BEGIN Input data

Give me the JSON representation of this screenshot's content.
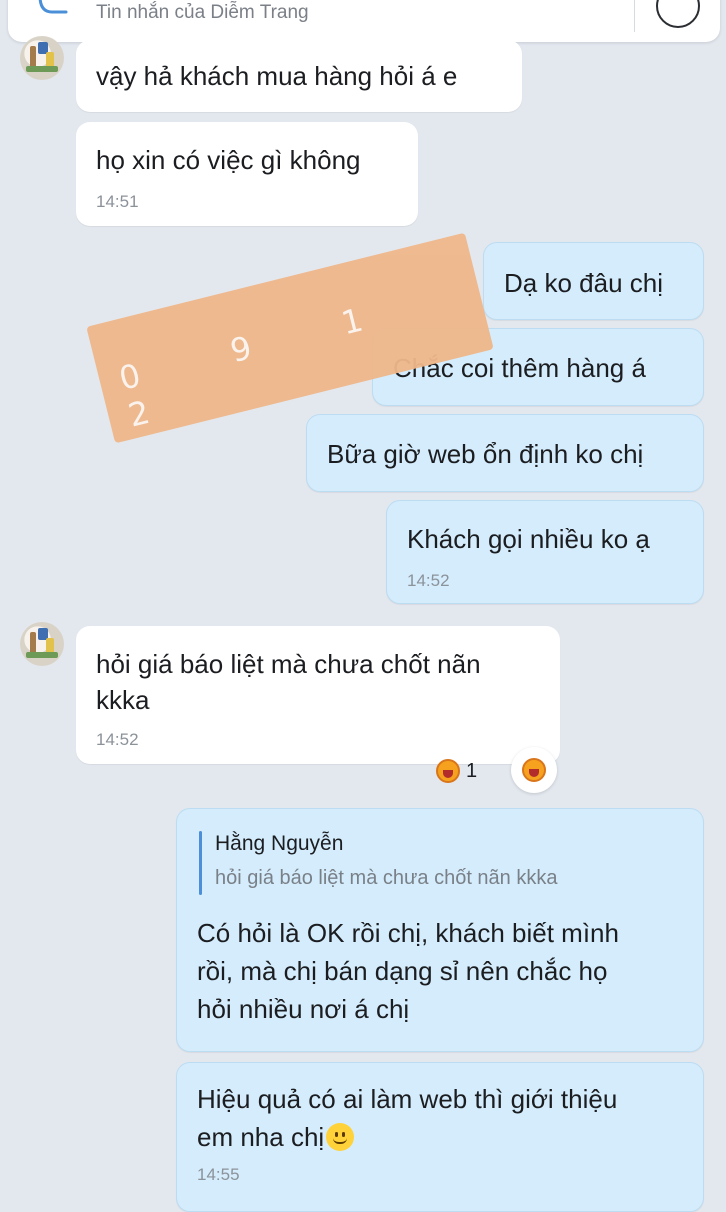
{
  "header": {
    "placeholder": "Tin nhắn của Diễm Trang"
  },
  "messages": [
    {
      "id": "m1",
      "text": "vậy hả khách mua hàng hỏi á e"
    },
    {
      "id": "m2",
      "text": "họ xin có việc gì không",
      "time": "14:51"
    },
    {
      "id": "m3",
      "text": "Dạ ko đâu chị"
    },
    {
      "id": "m4",
      "text": "Chắc coi thêm hàng á"
    },
    {
      "id": "m5",
      "text": "Bữa giờ web ổn định ko chị"
    },
    {
      "id": "m6",
      "text": "Khách gọi nhiều ko ạ",
      "time": "14:52"
    },
    {
      "id": "m7",
      "lines": [
        "hỏi giá báo liệt mà chưa chốt nãn",
        "kkka"
      ],
      "time": "14:52",
      "reaction": {
        "emoji": "laughing-emoji",
        "count": "1"
      }
    },
    {
      "id": "m8",
      "quote": {
        "name": "Hằng Nguyễn",
        "text": "hỏi giá báo liệt mà chưa chốt nãn kkka"
      },
      "lines": [
        "Có hỏi là OK rồi chị, khách biết mình",
        "rồi, mà chị bán dạng sỉ nên chắc họ",
        "hỏi nhiều nơi á chị"
      ]
    },
    {
      "id": "m9",
      "lines": [
        "Hiệu quả có ai làm web thì giới thiệu",
        "em nha chị"
      ],
      "time": "14:55"
    }
  ],
  "redaction": {
    "visible_digits": "0 9 1 2"
  },
  "colors": {
    "background": "#e3e8ef",
    "incoming_bubble": "#ffffff",
    "outgoing_bubble": "#d4ecfb",
    "quote_accent": "#4a8fd8",
    "redaction": "#efb78a"
  }
}
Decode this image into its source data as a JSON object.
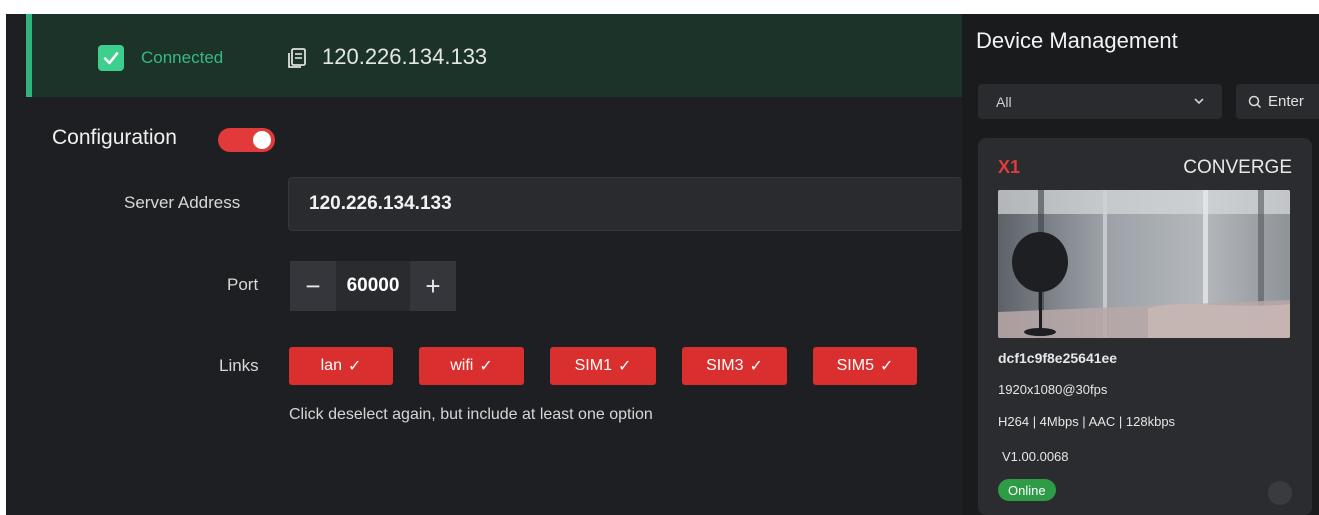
{
  "status": {
    "label": "Connected",
    "ip": "120.226.134.133"
  },
  "config": {
    "title": "Configuration",
    "enabled": true,
    "server_label": "Server Address",
    "server_value": "120.226.134.133",
    "port_label": "Port",
    "port_value": "60000",
    "port_minus": "−",
    "port_plus": "+",
    "links_label": "Links",
    "links": [
      {
        "label": "lan",
        "selected": true
      },
      {
        "label": "wifi",
        "selected": true
      },
      {
        "label": "SIM1",
        "selected": true
      },
      {
        "label": "SIM3",
        "selected": true
      },
      {
        "label": "SIM5",
        "selected": true
      }
    ],
    "check_glyph": "✓",
    "hint": "Click deselect again, but include at least one option"
  },
  "devices": {
    "title": "Device Management",
    "filter": "All",
    "search_placeholder": "Enter",
    "card": {
      "name": "X1",
      "brand": "CONVERGE",
      "id": "dcf1c9f8e25641ee",
      "resolution": "1920x1080@30fps",
      "codec": "H264 | 4Mbps | AAC | 128kbps",
      "version": "V1.00.0068",
      "status": "Online"
    }
  },
  "colors": {
    "accent_red": "#d9302f",
    "connected_green": "#37b983",
    "online_green": "#2e9c47"
  }
}
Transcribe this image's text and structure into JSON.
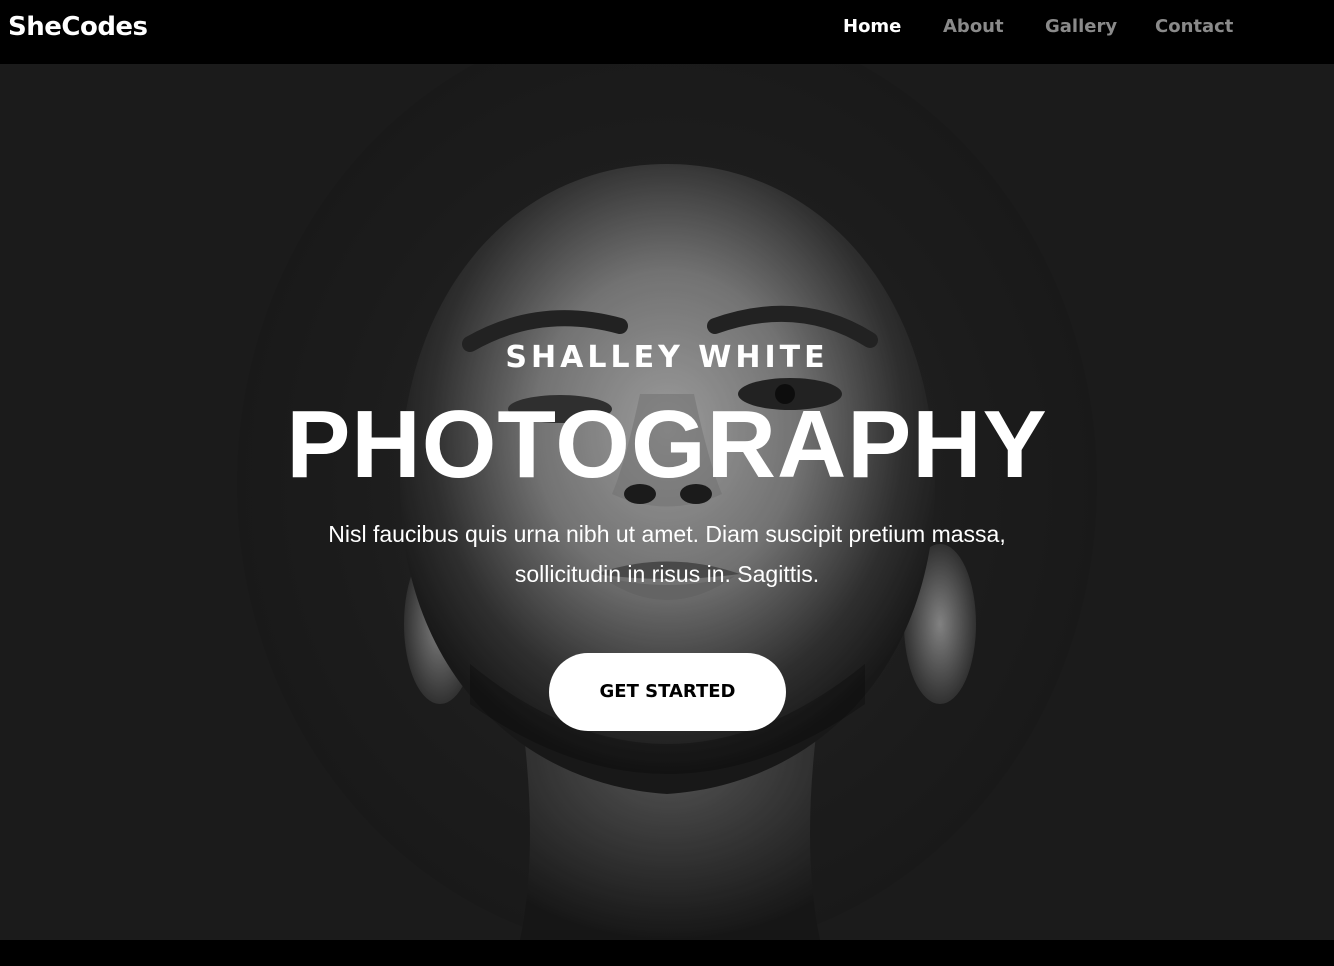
{
  "navbar": {
    "brand": "SheCodes",
    "links": [
      {
        "label": "Home",
        "active": true
      },
      {
        "label": "About",
        "active": false
      },
      {
        "label": "Gallery",
        "active": false
      },
      {
        "label": "Contact",
        "active": false
      }
    ]
  },
  "hero": {
    "subtitle": "SHALLEY WHITE",
    "title": "PHOTOGRAPHY",
    "text": "Nisl faucibus quis urna nibh ut amet. Diam suscipit pretium massa, sollicitudin in risus in. Sagittis.",
    "cta_label": "GET STARTED",
    "background_image": "black-and-white portrait of a woman's face"
  },
  "colors": {
    "navbar_bg": "#000000",
    "hero_bg": "#212121",
    "nav_active": "#ffffff",
    "nav_inactive": "#8a8a8a",
    "button_bg": "#ffffff",
    "button_text": "#000000"
  }
}
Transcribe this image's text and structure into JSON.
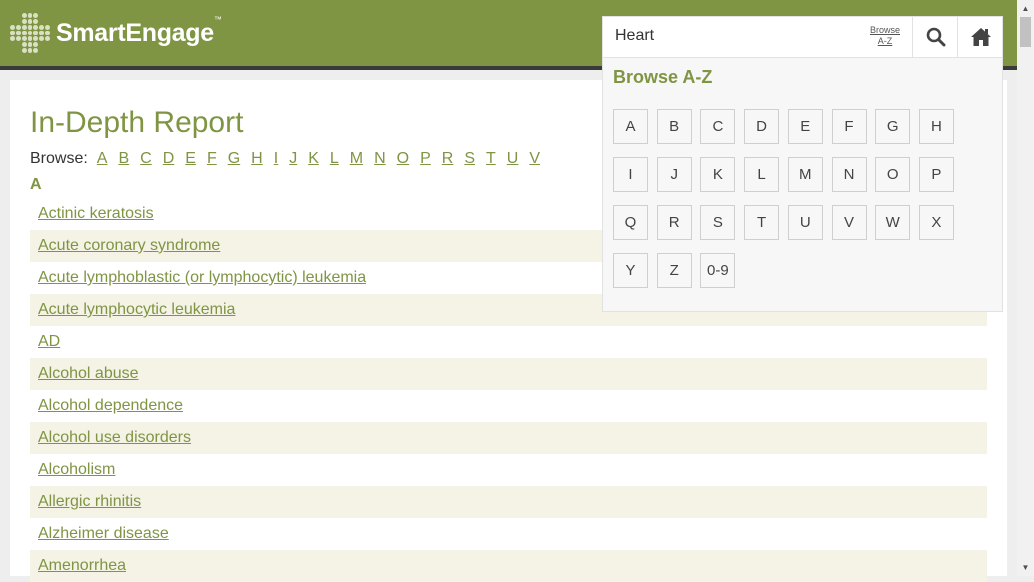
{
  "header": {
    "logo_text": "SmartEngage",
    "logo_tm": "™"
  },
  "page": {
    "title": "In-Depth Report",
    "browse_label": "Browse:",
    "browse_letters": [
      "A",
      "B",
      "C",
      "D",
      "E",
      "F",
      "G",
      "H",
      "I",
      "J",
      "K",
      "L",
      "M",
      "N",
      "O",
      "P",
      "R",
      "S",
      "T",
      "U",
      "V"
    ],
    "section_letter": "A",
    "topics": [
      "Actinic keratosis",
      "Acute coronary syndrome",
      "Acute lymphoblastic (or lymphocytic) leukemia",
      "Acute lymphocytic leukemia",
      "AD",
      "Alcohol abuse",
      "Alcohol dependence",
      "Alcohol use disorders",
      "Alcoholism",
      "Allergic rhinitis",
      "Alzheimer disease",
      "Amenorrhea"
    ]
  },
  "search": {
    "value": "Heart",
    "browse_link_line1": "Browse",
    "browse_link_line2": "A-Z",
    "search_icon": "search-icon",
    "home_icon": "home-icon"
  },
  "browse_panel": {
    "title": "Browse A-Z",
    "letters": [
      "A",
      "B",
      "C",
      "D",
      "E",
      "F",
      "G",
      "H",
      "I",
      "J",
      "K",
      "L",
      "M",
      "N",
      "O",
      "P",
      "Q",
      "R",
      "S",
      "T",
      "U",
      "V",
      "W",
      "X",
      "Y",
      "Z",
      "0-9"
    ]
  },
  "colors": {
    "brand": "#7f9543",
    "stripe": "#f5f2e6"
  }
}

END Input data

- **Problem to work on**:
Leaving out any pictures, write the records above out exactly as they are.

- **Answer below**:
Give me the JSON representation of this screenshot's content.
{
  "header": {
    "placeholder": "Tin nhắn của Diễm Trang"
  },
  "messages": [
    {
      "id": "m1",
      "text": "vậy hả khách mua hàng hỏi á e"
    },
    {
      "id": "m2",
      "text": "họ xin có việc gì không",
      "time": "14:51"
    },
    {
      "id": "m3",
      "text": "Dạ ko đâu chị"
    },
    {
      "id": "m4",
      "text": "Chắc coi thêm hàng á"
    },
    {
      "id": "m5",
      "text": "Bữa giờ web ổn định ko chị"
    },
    {
      "id": "m6",
      "text": "Khách gọi nhiều ko ạ",
      "time": "14:52"
    },
    {
      "id": "m7",
      "lines": [
        "hỏi giá báo liệt mà chưa chốt nãn",
        "kkka"
      ],
      "time": "14:52",
      "reaction": {
        "emoji": "laughing-emoji",
        "count": "1"
      }
    },
    {
      "id": "m8",
      "quote": {
        "name": "Hằng Nguyễn",
        "text": "hỏi giá báo liệt mà chưa chốt nãn kkka"
      },
      "lines": [
        "Có hỏi là OK rồi chị, khách biết mình",
        "rồi, mà chị bán dạng sỉ nên chắc họ",
        "hỏi nhiều nơi á chị"
      ]
    },
    {
      "id": "m9",
      "lines": [
        "Hiệu quả có ai làm web thì giới thiệu",
        "em nha chị"
      ],
      "time": "14:55"
    }
  ],
  "redaction": {
    "visible_digits": "0 9 1 2"
  },
  "colors": {
    "background": "#e3e8ef",
    "incoming_bubble": "#ffffff",
    "outgoing_bubble": "#d4ecfb",
    "quote_accent": "#4a8fd8",
    "redaction": "#efb78a"
  }
}
Decode this image into its source data as a JSON object.
{
  "status": {
    "label": "Connected",
    "ip": "120.226.134.133"
  },
  "config": {
    "title": "Configuration",
    "enabled": true,
    "server_label": "Server Address",
    "server_value": "120.226.134.133",
    "port_label": "Port",
    "port_value": "60000",
    "port_minus": "−",
    "port_plus": "+",
    "links_label": "Links",
    "links": [
      {
        "label": "lan",
        "selected": true
      },
      {
        "label": "wifi",
        "selected": true
      },
      {
        "label": "SIM1",
        "selected": true
      },
      {
        "label": "SIM3",
        "selected": true
      },
      {
        "label": "SIM5",
        "selected": true
      }
    ],
    "check_glyph": "✓",
    "hint": "Click deselect again, but include at least one option"
  },
  "devices": {
    "title": "Device Management",
    "filter": "All",
    "search_placeholder": "Enter",
    "card": {
      "name": "X1",
      "brand": "CONVERGE",
      "id": "dcf1c9f8e25641ee",
      "resolution": "1920x1080@30fps",
      "codec": "H264 | 4Mbps | AAC | 128kbps",
      "version": "V1.00.0068",
      "status": "Online"
    }
  },
  "colors": {
    "accent_red": "#d9302f",
    "connected_green": "#37b983",
    "online_green": "#2e9c47"
  }
}
Transcribe this image's text and structure into JSON.
{
  "navbar": {
    "brand": "SheCodes",
    "links": [
      {
        "label": "Home",
        "active": true
      },
      {
        "label": "About",
        "active": false
      },
      {
        "label": "Gallery",
        "active": false
      },
      {
        "label": "Contact",
        "active": false
      }
    ]
  },
  "hero": {
    "subtitle": "SHALLEY WHITE",
    "title": "PHOTOGRAPHY",
    "text": "Nisl faucibus quis urna nibh ut amet. Diam suscipit pretium massa, sollicitudin in risus in. Sagittis.",
    "cta_label": "GET STARTED",
    "background_image": "black-and-white portrait of a woman's face"
  },
  "colors": {
    "navbar_bg": "#000000",
    "hero_bg": "#212121",
    "nav_active": "#ffffff",
    "nav_inactive": "#8a8a8a",
    "button_bg": "#ffffff",
    "button_text": "#000000"
  }
}
Transcribe this image's text and structure into JSON.
{
  "header": {
    "logo_text": "SmartEngage",
    "logo_tm": "™"
  },
  "page": {
    "title": "In-Depth Report",
    "browse_label": "Browse:",
    "browse_letters": [
      "A",
      "B",
      "C",
      "D",
      "E",
      "F",
      "G",
      "H",
      "I",
      "J",
      "K",
      "L",
      "M",
      "N",
      "O",
      "P",
      "R",
      "S",
      "T",
      "U",
      "V"
    ],
    "section_letter": "A",
    "topics": [
      "Actinic keratosis",
      "Acute coronary syndrome",
      "Acute lymphoblastic (or lymphocytic) leukemia",
      "Acute lymphocytic leukemia",
      "AD",
      "Alcohol abuse",
      "Alcohol dependence",
      "Alcohol use disorders",
      "Alcoholism",
      "Allergic rhinitis",
      "Alzheimer disease",
      "Amenorrhea"
    ]
  },
  "search": {
    "value": "Heart",
    "browse_link_line1": "Browse",
    "browse_link_line2": "A-Z",
    "search_icon": "search-icon",
    "home_icon": "home-icon"
  },
  "browse_panel": {
    "title": "Browse A-Z",
    "letters": [
      "A",
      "B",
      "C",
      "D",
      "E",
      "F",
      "G",
      "H",
      "I",
      "J",
      "K",
      "L",
      "M",
      "N",
      "O",
      "P",
      "Q",
      "R",
      "S",
      "T",
      "U",
      "V",
      "W",
      "X",
      "Y",
      "Z",
      "0-9"
    ]
  },
  "colors": {
    "brand": "#7f9543",
    "stripe": "#f5f2e6"
  }
}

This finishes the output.